We've all know some of them: the men and women coping with thinning or balding hair any way they can. While there have long been many options to choose from, never before have the results been so realistic. Technology's come a long way, but then again, never before has a shaved head been so sexy.
Telly Savalas may have kicked off the trend in the 1970s as the bald police detective with the lollipop in Kojak, but today everyone seems to be taking it off.
And it's not just celebrities, like Vin Diesel. In fact, it's actually become an alternative to hair loss for a lot of men.
Style editor Scott Omelianuk notes, "Men are much more comfortable being bald. It might not have been the case 10 years ago, but then athletes like Michael Jordan adopted it and pretty soon it was OK for all of us suddenly, not to have hair.
But CBS Marketwatch's Susan McGinnis found out, for those not comfortable being bald, there are more and better options than ever.
But not everyone wants to be like Mike. In fact, if done right, the latest hair replacements can look so real, it's hard to tell if anyone's head of hair is the way nature intended or if a doctor helped nature change her course.

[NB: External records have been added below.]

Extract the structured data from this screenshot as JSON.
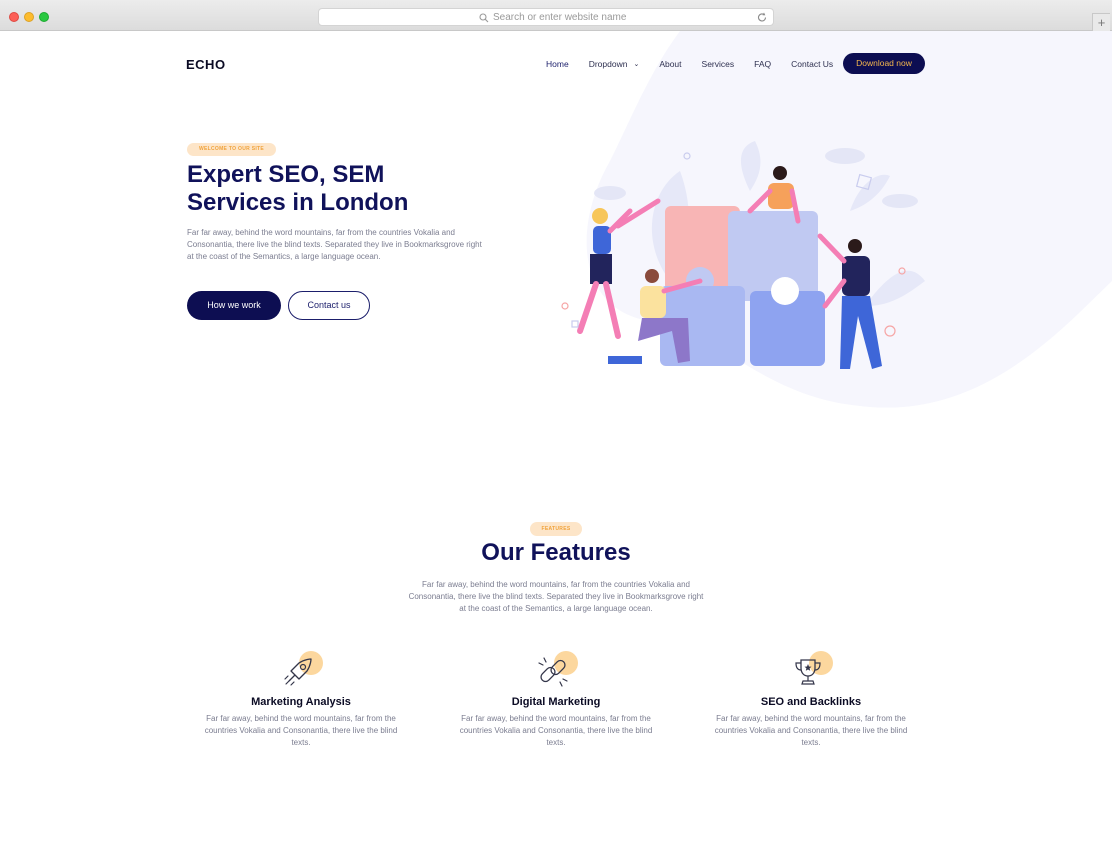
{
  "browser": {
    "url_placeholder": "Search or enter website name",
    "new_tab": "+"
  },
  "brand": {
    "logo": "ECHO"
  },
  "nav": {
    "items": [
      "Home",
      "Dropdown",
      "About",
      "Services",
      "FAQ",
      "Contact Us"
    ],
    "active": "Home",
    "cta": "Download now"
  },
  "hero": {
    "badge": "WELCOME TO OUR SITE",
    "title_line1": "Expert SEO, SEM",
    "title_line2": "Services in London",
    "text": "Far far away, behind the word mountains, far from the countries Vokalia and Consonantia, there live the blind texts. Separated they live in Bookmarksgrove right at the coast of the Semantics, a large language ocean.",
    "primary_button": "How we work",
    "secondary_button": "Contact us"
  },
  "features_section": {
    "badge": "FEATURES",
    "title": "Our Features",
    "text": "Far far away, behind the word mountains, far from the countries Vokalia and Consonantia, there live the blind texts. Separated they live in Bookmarksgrove right at the coast of the Semantics, a large language ocean.",
    "items": [
      {
        "icon": "rocket-icon",
        "title": "Marketing Analysis",
        "text": "Far far away, behind the word mountains, far from the countries Vokalia and Consonantia, there live the blind texts."
      },
      {
        "icon": "link-icon",
        "title": "Digital Marketing",
        "text": "Far far away, behind the word mountains, far from the countries Vokalia and Consonantia, there live the blind texts."
      },
      {
        "icon": "trophy-icon",
        "title": "SEO and Backlinks",
        "text": "Far far away, behind the word mountains, far from the countries Vokalia and Consonantia, there live the blind texts."
      }
    ]
  },
  "colors": {
    "primary": "#0d0e52",
    "accent": "#f6b84d",
    "badge_bg": "#fde5c8",
    "text_muted": "#7b7d90"
  }
}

There are about 70 million Americans just like this guy - call him Joe, even though that's not his real name, who are losing their hair.

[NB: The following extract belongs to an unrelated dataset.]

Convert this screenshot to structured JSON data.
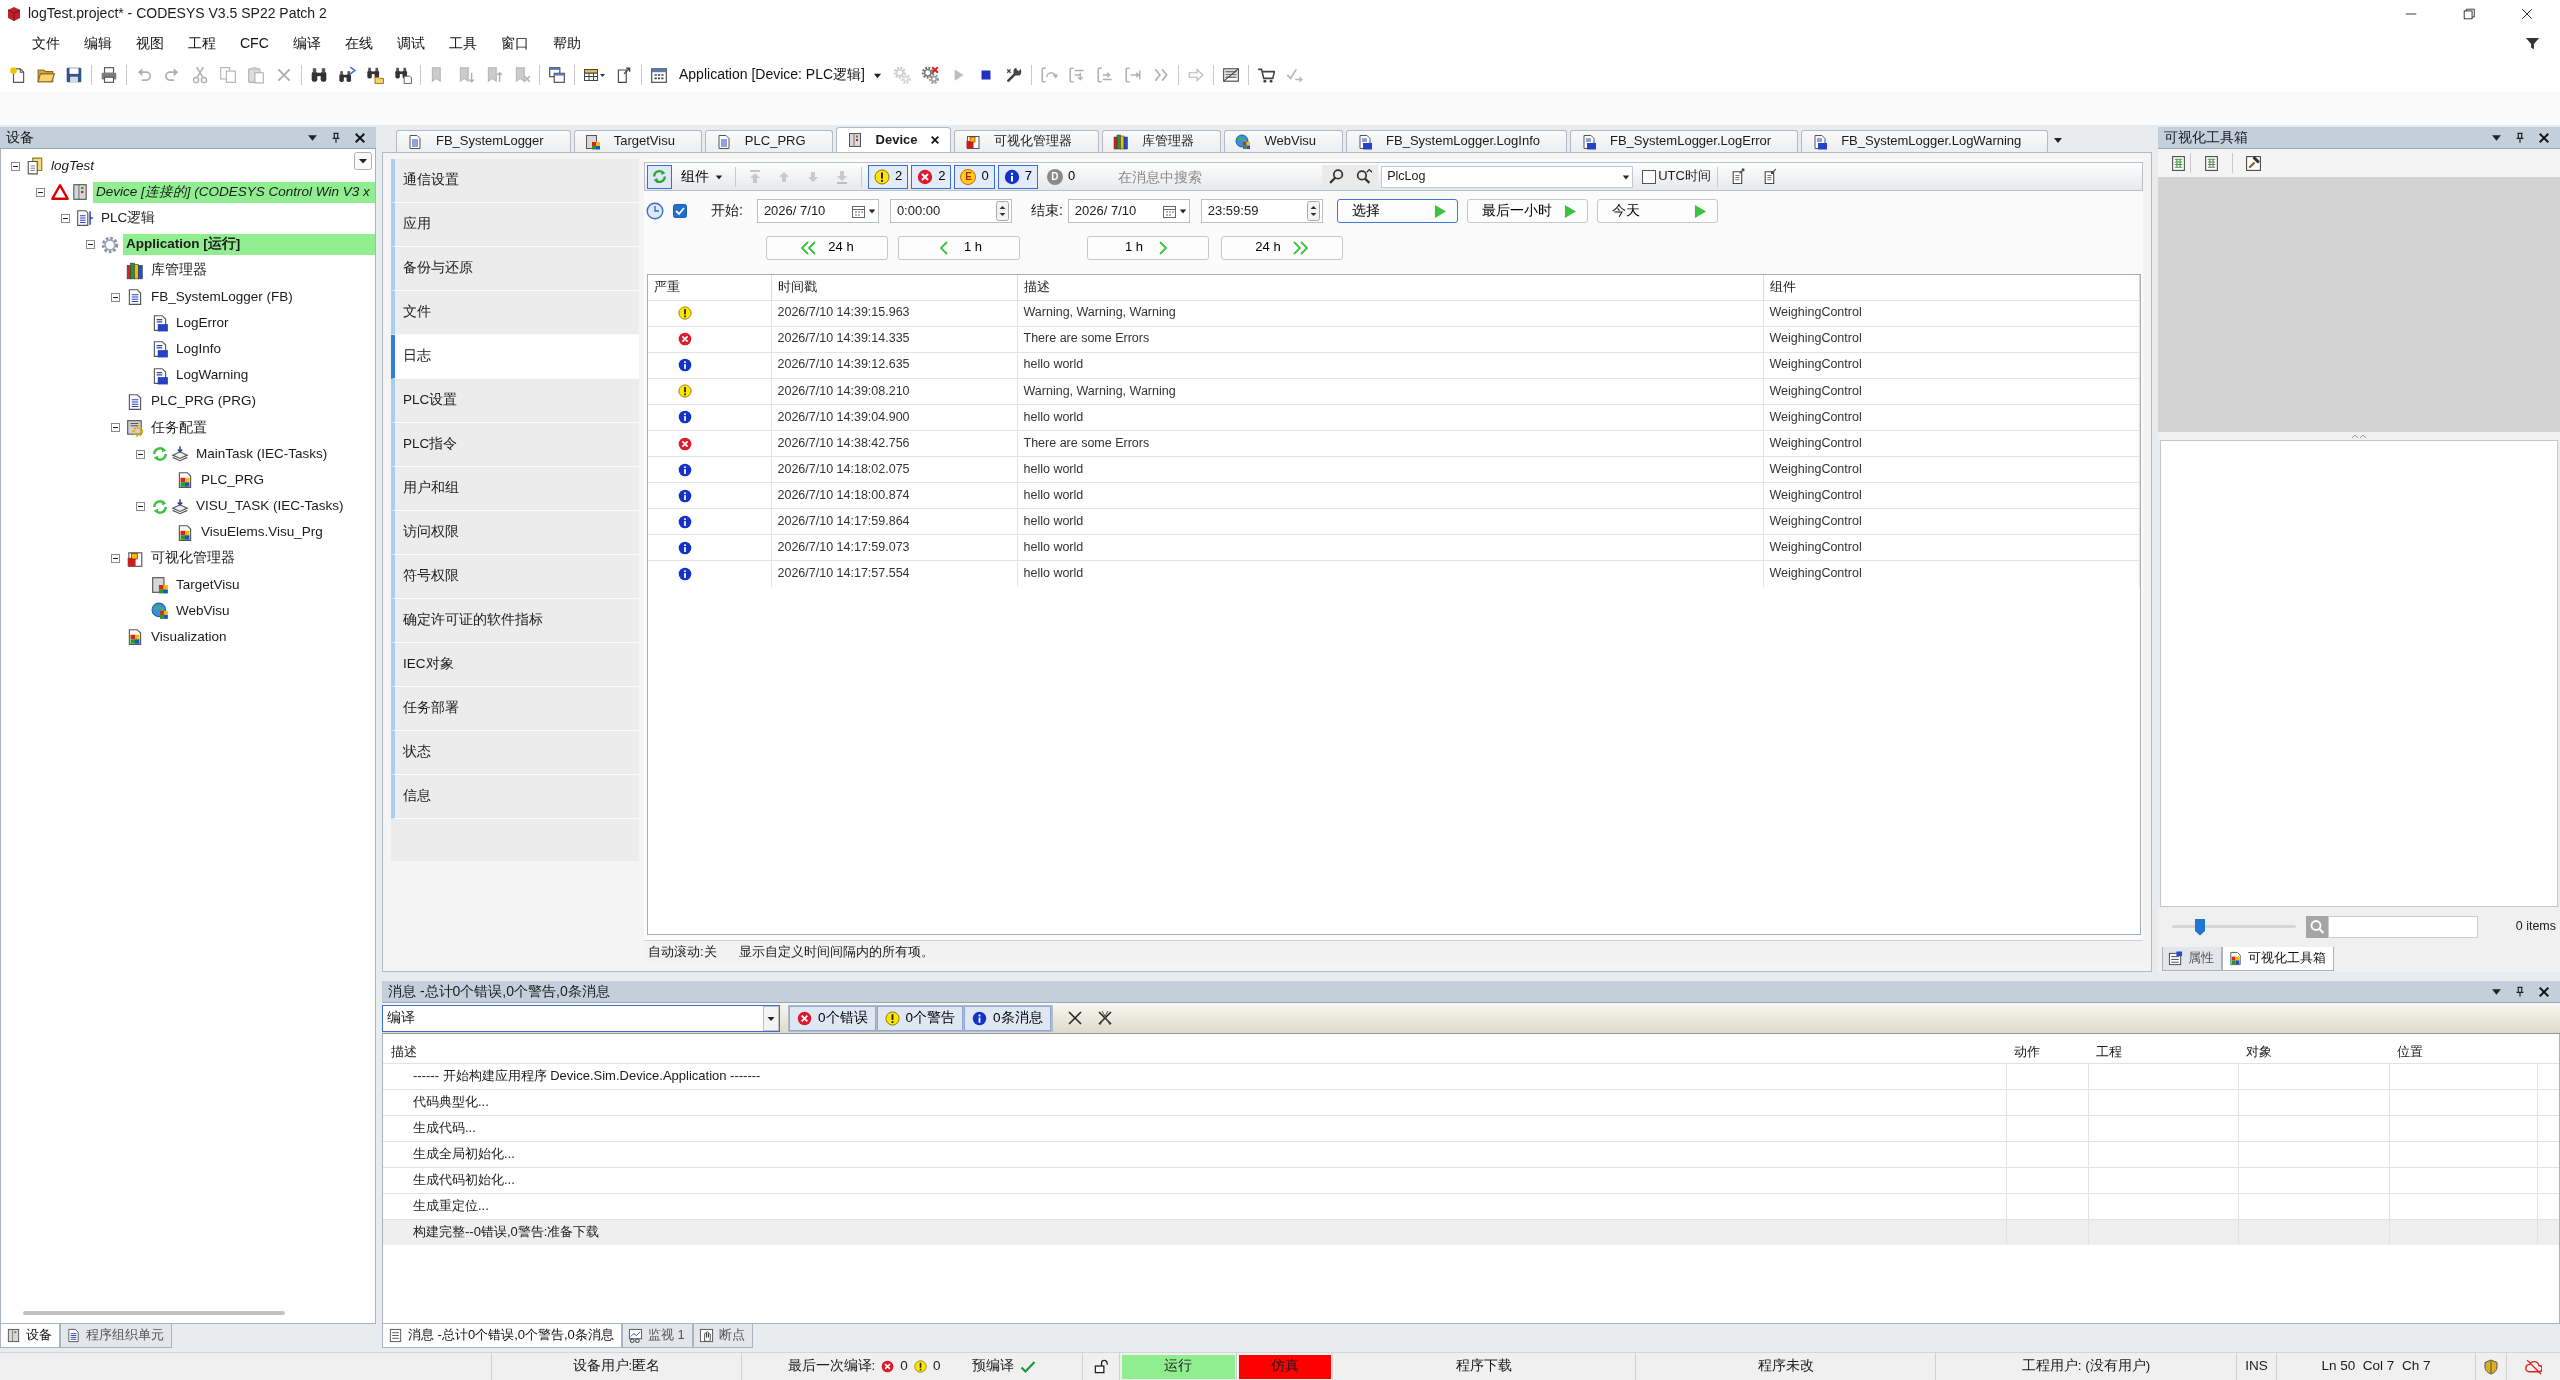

Joe came to the New Hair Institute in Fort Lee, N.J., to see Dr. Robert Bernstein, one of the developers of the latest in hair replacement technology.

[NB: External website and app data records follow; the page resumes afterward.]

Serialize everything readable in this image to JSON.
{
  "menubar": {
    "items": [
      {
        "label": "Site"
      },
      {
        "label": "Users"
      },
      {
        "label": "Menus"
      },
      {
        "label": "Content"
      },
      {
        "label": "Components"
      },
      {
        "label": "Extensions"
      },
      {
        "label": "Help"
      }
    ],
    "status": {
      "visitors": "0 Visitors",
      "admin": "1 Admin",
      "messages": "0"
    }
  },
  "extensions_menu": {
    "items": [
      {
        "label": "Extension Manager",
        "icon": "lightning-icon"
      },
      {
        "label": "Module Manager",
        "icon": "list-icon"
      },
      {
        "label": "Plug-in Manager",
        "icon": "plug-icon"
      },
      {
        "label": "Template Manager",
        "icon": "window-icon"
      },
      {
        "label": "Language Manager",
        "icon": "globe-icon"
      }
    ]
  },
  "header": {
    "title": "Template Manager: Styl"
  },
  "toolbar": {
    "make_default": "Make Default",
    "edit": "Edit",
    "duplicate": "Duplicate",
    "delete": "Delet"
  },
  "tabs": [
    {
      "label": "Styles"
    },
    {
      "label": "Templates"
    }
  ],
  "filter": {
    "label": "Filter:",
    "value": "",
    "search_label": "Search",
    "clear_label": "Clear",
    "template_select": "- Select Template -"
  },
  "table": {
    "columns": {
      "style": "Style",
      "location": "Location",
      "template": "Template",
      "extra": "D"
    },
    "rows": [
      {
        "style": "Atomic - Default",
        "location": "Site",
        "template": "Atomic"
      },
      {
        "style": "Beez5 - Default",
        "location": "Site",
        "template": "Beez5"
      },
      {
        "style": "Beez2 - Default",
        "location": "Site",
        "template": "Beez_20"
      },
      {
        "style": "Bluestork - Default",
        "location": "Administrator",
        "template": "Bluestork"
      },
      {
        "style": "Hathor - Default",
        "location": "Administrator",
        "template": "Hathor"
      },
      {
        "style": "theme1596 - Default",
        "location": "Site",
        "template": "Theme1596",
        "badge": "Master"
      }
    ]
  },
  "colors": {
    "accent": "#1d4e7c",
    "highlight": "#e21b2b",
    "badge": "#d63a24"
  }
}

They call this process "Follicular Unit Transplantation." It's a fancy name. But, it's pretty fancy stuff
You've seen the ads and infomercials, from companies like the Hair Club For Men and may have thought this is too good to be true. But according to Dr. Bernstein, it's the real thing.
He says, " I think it's only now that people are understanding that hair transplants can look natural."
Remember "plugs?" That was when a doctor took clumps of hair from one part of the scalp and planted them in another. It came out looking like a toothbrush. Well, Follicular Unit Transplantation takes that concept a huge step further.
Surgeons move hair from where there is a lot, the so-called "permanent zone" to where there's little or none, but they do it by moving one to four hairs at a time, a follicular unit.
After the transplantation, Dr. Bernstein advises Joe to "just be careful not to exert yourself for a couple of days and just let it take hold."
There are limitations: there's only so much hair that a patient can donate from other areas before they run out. Still, this procedure has become the standard in hair transplant surgery.
Joe says, "It cuts as your own hair. You go swimming, its' your own hair. It's yours"
For those preferring less invasive means of combating hair loss, there are advancements in other areas as well. An estimated 360,000 people nationwide wear hairpieces. At places like Louis Feder/Joseph Fleischer in New York City, they're using new technology to make them more comfortable and attach more securely to the scalp.
Jerry Rowan, who runs the men's hair division, says the hairpieces can run into the thousands of dollars, because each is made from scratch.
He explains, "The type of hair we use is only blue string Italian virgin hair from Italy. Why Italy? The genetics of the people, the climate, the diet and it's often said, a better sex life."
They don't guarantee that for the recipient, but Rowan says this alternative has distinct advantages over surgery.
He says, "No blood, no pain, the simplest solution with guaranteed results."
But if hair pieces are too old school for you, a high-tech solution some believe works is lasers! Used by both men and women, the manufacturer claims low-level lasers make hair appear thicker and fuller. Clinical trials are under way to prove that the laser affects more than just the hair's appearance, but actually helps hair grow thicker and stronger, and possibly generate new follicles.
A cheaper but effective alternative is drugs. There's Rogaine, a lotion you rub into your scalp and Propecia in pill form. Both are known to jump-start hair growth or at least curb hair loss by interfering with the hormones that cause baldness. For this, you'll shell out anywhere from $30 to $60 a month. Some say expect future technology and drugs to become even better, more effective, and more widespread.
Still for countless others the answer is: let nature take its course.
The question now is: What is the next frontier for this industry. We're hearing that technology will advance to where hair follicles can actually be cloned so that the hair will not have to be taken from other places on the person's head. That would mean there would be no limit to the amount of hair that can be transplanted. But Dr Bernstein says that is in many, many years into the future. It's not going to be an option anytime soon.